Regarding patron reviews, Amy says she has noticed their appreciation for the "easy in-out" process, meaning that they consider the amount of time for checking in and out to be minimal. Amy also remarks that they have commented on the prairie sunsets, grassy areas, the location, and green spaces. One visitor said, "The owner runs an awesome operation. Took my hunting group there for several days and it was joy to come back to after a long day of hunting and scouting. No issues cooking full-on meals and hanging out. Comfy beds, great wifi, nice restroom, priced well and she was a pleasure to deal with."
Several park regulations are brought to the attention of Jan's RV Park & Lodge visitors. The RV park does not allow guests to deep fry their fish inside or within ten feet of the lodge in order to prevent fire hazards. Fishermen are required to clean and dispose of fish in the nearby field or at designated fish cleaning stations. The main lobby area must be clear of gear and shoes so other visitors can freely move around and access their bedrooms, the kitchen, and bathrooms. Furthermore, Jan's RV Park & Lodge is a pet-friendly park; dogs are even allowed inside the lodge as many hunters bring them when catching waterfowl. However, dogs must be leashed or "under voice control" at all times. A quiet time is also enforced from 10:00 PM to 8:00 AM each night.
Jan's RV Park & Lodge is open from mid-April to mid-October, depending on the weather. Amy notes that the RV park's busiest month is during July, while the lodge's peak is from June through October due to the walleye fishing season. She also explains that most people who visit the property are cross-country travelers, RVers, work crews, hunters, and fishermen. Occasionally, Amy has hosted groups of people staying for weddings or life celebrations.
Before operating as an RV campground or a lodge, Jan's RV Park & Lodge was a homestead and then a pig farm. The outdoor portion was converted into an RV park in 2012, and the lodge functioned as an antique stall mall until around 2017. Amy had spent about 30 years working as a physical therapist when she decided she wanted to buy land. She says she happened upon the site when her husband found it online and presented it to her as an option.

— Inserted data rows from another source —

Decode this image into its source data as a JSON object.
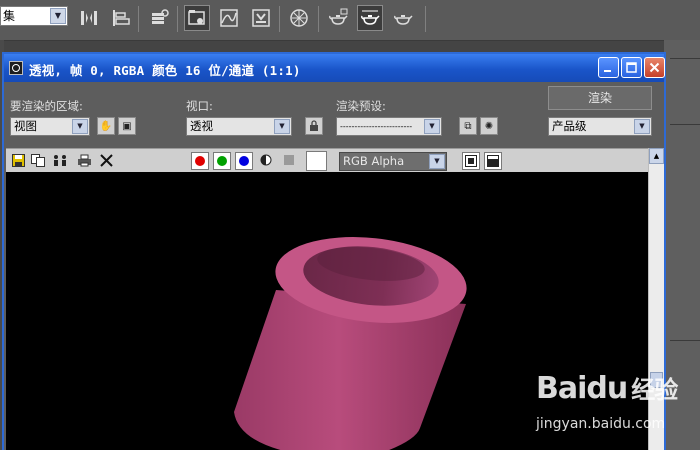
{
  "app_toolbar": {
    "set_dropdown_value": "集",
    "icons": [
      "mirror-icon",
      "align-icon",
      "layer-icon",
      "render-setup-icon",
      "curve-editor-icon",
      "render-frame-icon",
      "material-editor-icon",
      "render-teapot-icon",
      "active-render-teapot-icon",
      "quick-render-teapot-icon"
    ]
  },
  "render_window": {
    "title": "透视, 帧 0, RGBA 颜色 16 位/通道 (1:1)",
    "area_label": "要渲染的区域:",
    "area_value": "视图",
    "viewport_label": "视口:",
    "viewport_value": "透视",
    "preset_label": "渲染预设:",
    "preset_value": "-------------------------",
    "render_button": "渲染",
    "quality_value": "产品级",
    "channel_value": "RGB Alpha"
  },
  "colors": {
    "title_bar": "#1a55c9",
    "canvas": "#000000",
    "tube_light": "#c85a8a",
    "tube_dark": "#6e2a4a",
    "channel_red": "#e00000",
    "channel_green": "#00a000",
    "channel_blue": "#0000e0"
  },
  "watermark": {
    "logo": "Bai",
    "logo_suffix": "du",
    "logo_cn": "经验",
    "url": "jingyan.baidu.com"
  }
}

During her ownership, Amy has not made any significant changes to Jan's RV Park & Lodge, but she would like to add a gazebo or a pavilion someday for her guests to cook their fish. She says some glamping cabins may possibly be installed as well. Amy would also like to include more activities, such as chili cook-offs. She is relatively new at her current occupation, so she explains that she is currently "learning the business" before she branches out and tries other things.